We get a lot of mileage out of poking and prodding the scolds, meddlers and nannies in government who think they know what people should want and whether they should get it. Today, though, it’s a rare opportunity to cheer a victory for consumer choice and free markets in Ohio, where a bill to scrap decades-old regulations on beer sales has landed on Gov. John Kasich’s desk.
The state House voted 88-9 this week to remove Ohio’s prohibition on beer with more than 12 percent alcohol by volume (ABV), freeing craft brewers to sell a wider range of products to Ohioans.
The so-called ABV cap was set at 6 percent after the repeal of federal prohibition in 1933. For decades, it didn’t really matter, because the beer market mostly consisted of watery regional brews and a few big national brands with tame levels of alcohol.
In recent years, though, the nation has seen an explosion of craft beers – with bolder use of hops, deeper malts and higher levels of alcohol. Except in places like Ohio, where those beers have been off-limits.
In 2002, the state raised the cap to 12 percent.

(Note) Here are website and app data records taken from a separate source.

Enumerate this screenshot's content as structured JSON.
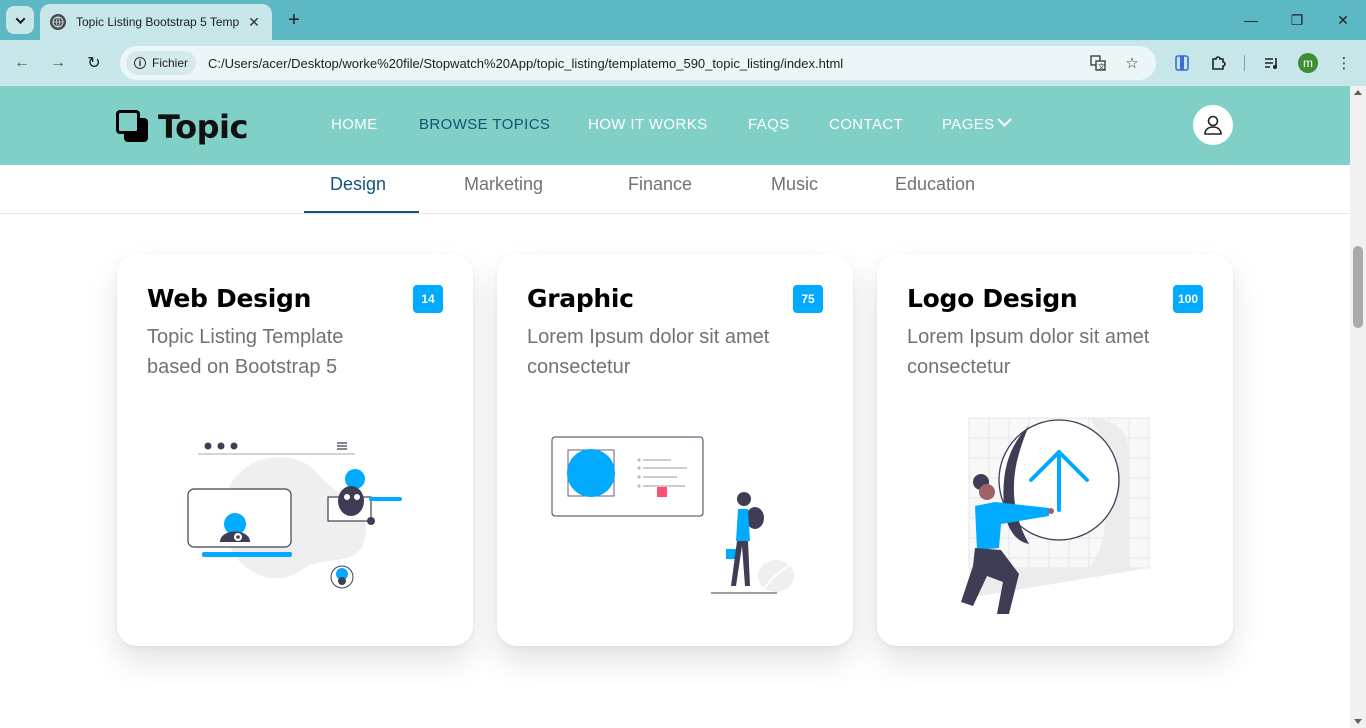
{
  "browser": {
    "tab_title": "Topic Listing Bootstrap 5 Temp",
    "url": "C:/Users/acer/Desktop/worke%20file/Stopwatch%20App/topic_listing/templatemo_590_topic_listing/index.html",
    "site_chip": "Fichier",
    "profile_initial": "m"
  },
  "nav": {
    "brand": "Topic",
    "items": [
      {
        "label": "HOME"
      },
      {
        "label": "BROWSE TOPICS"
      },
      {
        "label": "HOW IT WORKS"
      },
      {
        "label": "FAQS"
      },
      {
        "label": "CONTACT"
      },
      {
        "label": "PAGES"
      }
    ]
  },
  "tabs": [
    {
      "label": "Design"
    },
    {
      "label": "Marketing"
    },
    {
      "label": "Finance"
    },
    {
      "label": "Music"
    },
    {
      "label": "Education"
    }
  ],
  "cards": [
    {
      "title": "Web Design",
      "desc": "Topic Listing Template based on Bootstrap 5",
      "badge": "14"
    },
    {
      "title": "Graphic",
      "desc": "Lorem Ipsum dolor sit amet consectetur",
      "badge": "75"
    },
    {
      "title": "Logo Design",
      "desc": "Lorem Ipsum dolor sit amet consectetur",
      "badge": "100"
    }
  ],
  "colors": {
    "nav_bg": "#80d0c7",
    "accent": "#13547a",
    "badge": "#00aaff",
    "browser_frame": "#5cb8c3"
  }
}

This time around, they removed it entirely.
“That is where a lot of the innovation and creativity comes from, with the high-ABV stuff,” Jason Davis, a vice president for BrewDog craft brewery told the Columbus Dispatch.
Davis had a direct interest in the outcome of the vote. BrewDog, a Scottish craft brewer, is building a $30 million brewery and distribution center in Columbus. Some of the brewery’s most popular beers are high alcohol content, like the Tokyo imperial stout, which boasts an ABV of more than 18 percent.
Following last week’s unanimous approval by the state Senate, Senate President Keith Faber, R-Celina, said the limitation was “archaic and unnecessary” because the state doesn’t have limitations on other forms of alcohol.
The lawmakers who sponsored the bill framed the change as a jobs issue, arguing it will make Ohio more attractive to craft breweries – an industry that grew by 13 percent last year and has been booming across the entire country for the past decade.
But not everyone is cheering the change – there’s always someone who thinks the government should be in charge of consumers’ decisions, and Cleveland.com found him.
“There’s all kinds of spirits out there. I’ve never tasted high-alcohol beer; I like beer. I want three, four — not just one,” Dan Gates told the website. “In the alcohol world, we have plenty of alcohol with high percentage. Can they make a beer that’s 100 percent alcohol? What is that — grain alcohol?”
First of all: it’s impossible to make beer that’s 100 percent alcohol. That would, as Gates suggests, be grain alcohol, which isn’t beer – and also is legal in Ohio already because the state doesn’t regulate the alcohol content of spirits.
It might be hard to believe, but Gates is the former head of Ohio Brew Week, an annual celebration of beer in Athens.
Gates might want to have three or four beers at a time, and wisely chooses to consume lower-ABV beers when he does that. Does that mean all Ohioans should have to do what he does?
Thankfully that’s no longer the case.
The change won’t be official until 90 days after Kasich signs the bill, which means the stronger beers probably won’t be available in time for July’s Republican National Convention in Cleveland, where delegates who aren’t backing Donald Trump might wish they had access to stiffer drinks.